From the material below, copy every line in which the word "Mandatory" occurs.

**Material for this task:**
::::

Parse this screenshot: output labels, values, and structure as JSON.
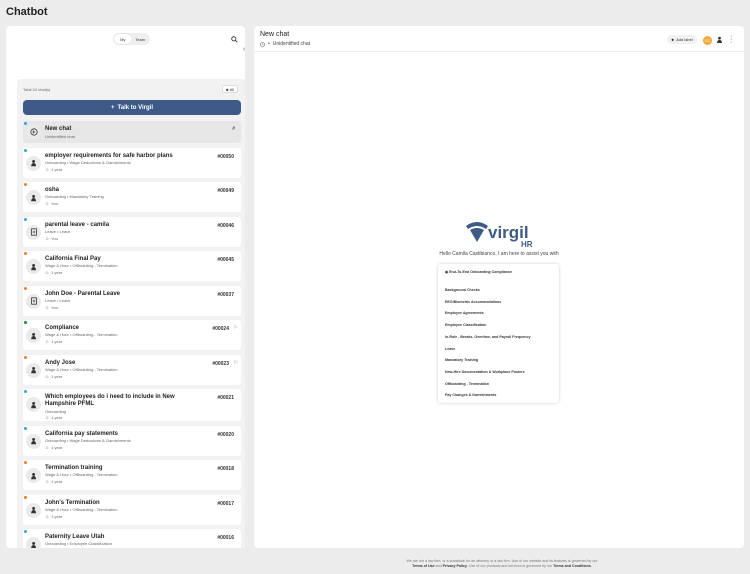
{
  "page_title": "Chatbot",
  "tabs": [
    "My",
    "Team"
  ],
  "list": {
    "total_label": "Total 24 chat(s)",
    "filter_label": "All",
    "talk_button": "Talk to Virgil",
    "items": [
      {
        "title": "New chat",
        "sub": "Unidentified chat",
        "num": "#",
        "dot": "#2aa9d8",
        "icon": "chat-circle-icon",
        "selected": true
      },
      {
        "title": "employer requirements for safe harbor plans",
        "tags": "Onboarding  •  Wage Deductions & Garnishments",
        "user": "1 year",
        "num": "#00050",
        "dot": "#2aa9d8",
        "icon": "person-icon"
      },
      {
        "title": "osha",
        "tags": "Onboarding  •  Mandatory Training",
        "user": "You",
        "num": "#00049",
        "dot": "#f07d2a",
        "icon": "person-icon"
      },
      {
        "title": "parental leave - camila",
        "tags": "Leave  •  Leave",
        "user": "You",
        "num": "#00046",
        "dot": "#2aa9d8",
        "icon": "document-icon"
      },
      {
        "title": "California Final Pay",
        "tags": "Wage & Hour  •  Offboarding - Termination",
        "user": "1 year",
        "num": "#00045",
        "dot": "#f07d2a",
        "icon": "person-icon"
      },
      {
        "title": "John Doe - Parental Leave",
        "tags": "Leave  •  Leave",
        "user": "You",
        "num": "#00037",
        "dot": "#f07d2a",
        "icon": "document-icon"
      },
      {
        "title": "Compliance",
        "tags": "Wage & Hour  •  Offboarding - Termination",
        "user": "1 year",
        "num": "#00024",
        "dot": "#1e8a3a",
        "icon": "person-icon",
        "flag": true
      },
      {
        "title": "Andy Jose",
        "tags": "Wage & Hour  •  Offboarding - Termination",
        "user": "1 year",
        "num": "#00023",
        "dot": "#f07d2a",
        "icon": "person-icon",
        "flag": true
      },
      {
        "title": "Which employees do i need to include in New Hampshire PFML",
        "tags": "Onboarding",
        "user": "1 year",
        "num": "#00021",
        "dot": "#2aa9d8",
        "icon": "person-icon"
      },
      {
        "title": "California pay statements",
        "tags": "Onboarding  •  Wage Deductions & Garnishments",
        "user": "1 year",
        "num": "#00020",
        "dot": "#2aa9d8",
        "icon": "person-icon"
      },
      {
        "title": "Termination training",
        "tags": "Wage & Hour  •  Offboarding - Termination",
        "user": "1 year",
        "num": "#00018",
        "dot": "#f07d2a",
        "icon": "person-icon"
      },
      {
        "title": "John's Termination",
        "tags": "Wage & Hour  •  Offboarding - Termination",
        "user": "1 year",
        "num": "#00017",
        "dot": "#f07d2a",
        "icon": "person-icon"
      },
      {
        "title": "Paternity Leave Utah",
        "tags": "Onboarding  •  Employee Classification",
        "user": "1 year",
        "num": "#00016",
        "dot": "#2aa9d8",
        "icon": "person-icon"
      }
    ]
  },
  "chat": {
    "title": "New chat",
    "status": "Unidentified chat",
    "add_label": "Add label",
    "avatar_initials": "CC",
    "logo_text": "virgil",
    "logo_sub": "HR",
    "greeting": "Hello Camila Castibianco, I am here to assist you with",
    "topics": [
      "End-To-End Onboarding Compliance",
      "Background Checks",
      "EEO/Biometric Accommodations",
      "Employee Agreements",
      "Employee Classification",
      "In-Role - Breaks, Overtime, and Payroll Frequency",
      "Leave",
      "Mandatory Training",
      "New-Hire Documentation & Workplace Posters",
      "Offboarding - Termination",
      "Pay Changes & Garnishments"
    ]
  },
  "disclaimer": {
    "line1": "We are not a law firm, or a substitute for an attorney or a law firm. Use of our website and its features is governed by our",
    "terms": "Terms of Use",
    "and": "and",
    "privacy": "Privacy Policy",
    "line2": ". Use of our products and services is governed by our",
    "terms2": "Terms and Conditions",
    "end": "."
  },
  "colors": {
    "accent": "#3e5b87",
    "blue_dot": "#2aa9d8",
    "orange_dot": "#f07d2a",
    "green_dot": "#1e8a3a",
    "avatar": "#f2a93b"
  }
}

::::

**Reply to the task:**
        "tags": "Onboarding  •  Mandatory Training",
      "Mandatory Training",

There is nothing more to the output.